◆ DATA SHOWN

◆ ◆ ◆ ◆ ◆ ◆ ◆

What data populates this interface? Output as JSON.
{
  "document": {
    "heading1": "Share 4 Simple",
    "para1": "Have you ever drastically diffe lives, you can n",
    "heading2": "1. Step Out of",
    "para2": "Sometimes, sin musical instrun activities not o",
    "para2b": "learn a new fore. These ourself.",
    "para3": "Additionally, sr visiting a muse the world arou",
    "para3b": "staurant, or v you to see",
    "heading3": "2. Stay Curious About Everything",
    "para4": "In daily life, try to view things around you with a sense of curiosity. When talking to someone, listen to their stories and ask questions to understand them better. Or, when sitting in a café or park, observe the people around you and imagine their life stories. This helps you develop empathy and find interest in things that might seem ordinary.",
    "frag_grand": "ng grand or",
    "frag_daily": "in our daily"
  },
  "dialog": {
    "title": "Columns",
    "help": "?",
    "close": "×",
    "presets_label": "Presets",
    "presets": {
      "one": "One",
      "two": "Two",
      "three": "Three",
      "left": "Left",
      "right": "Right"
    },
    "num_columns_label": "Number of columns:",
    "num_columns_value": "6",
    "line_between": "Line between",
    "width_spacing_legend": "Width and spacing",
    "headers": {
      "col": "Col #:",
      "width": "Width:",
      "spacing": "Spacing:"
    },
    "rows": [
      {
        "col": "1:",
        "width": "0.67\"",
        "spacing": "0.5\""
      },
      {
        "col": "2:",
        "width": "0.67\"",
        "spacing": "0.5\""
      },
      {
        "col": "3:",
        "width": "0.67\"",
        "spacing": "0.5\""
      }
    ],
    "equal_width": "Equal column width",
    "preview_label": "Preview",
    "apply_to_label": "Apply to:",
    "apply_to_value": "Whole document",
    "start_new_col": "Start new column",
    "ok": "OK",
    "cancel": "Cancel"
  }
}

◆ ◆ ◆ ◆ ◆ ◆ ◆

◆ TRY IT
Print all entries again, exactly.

◆ TASK RESPONSE
What data populates this interface? Output as JSON.
{
  "document": {
    "heading1": "Share 4 Simple",
    "para1": "Have you ever drastically diffe lives, you can n",
    "heading2": "1. Step Out of",
    "para2": "Sometimes, sin musical instrun activities not o",
    "para2b": "learn a new fore. These ourself.",
    "para3": "Additionally, sr visiting a muse the world arou",
    "para3b": "staurant, or v you to see",
    "heading3": "2. Stay Curious About Everything",
    "para4": "In daily life, try to view things around you with a sense of curiosity. When talking to someone, listen to their stories and ask questions to understand them better. Or, when sitting in a café or park, observe the people around you and imagine their life stories. This helps you develop empathy and find interest in things that might seem ordinary.",
    "frag_grand": "ng grand or",
    "frag_daily": "in our daily"
  },
  "dialog": {
    "title": "Columns",
    "help": "?",
    "close": "×",
    "presets_label": "Presets",
    "presets": {
      "one": "One",
      "two": "Two",
      "three": "Three",
      "left": "Left",
      "right": "Right"
    },
    "num_columns_label": "Number of columns:",
    "num_columns_value": "6",
    "line_between": "Line between",
    "width_spacing_legend": "Width and spacing",
    "headers": {
      "col": "Col #:",
      "width": "Width:",
      "spacing": "Spacing:"
    },
    "rows": [
      {
        "col": "1:",
        "width": "0.67\"",
        "spacing": "0.5\""
      },
      {
        "col": "2:",
        "width": "0.67\"",
        "spacing": "0.5\""
      },
      {
        "col": "3:",
        "width": "0.67\"",
        "spacing": "0.5\""
      }
    ],
    "equal_width": "Equal column width",
    "preview_label": "Preview",
    "apply_to_label": "Apply to:",
    "apply_to_value": "Whole document",
    "start_new_col": "Start new column",
    "ok": "OK",
    "cancel": "Cancel"
  }
}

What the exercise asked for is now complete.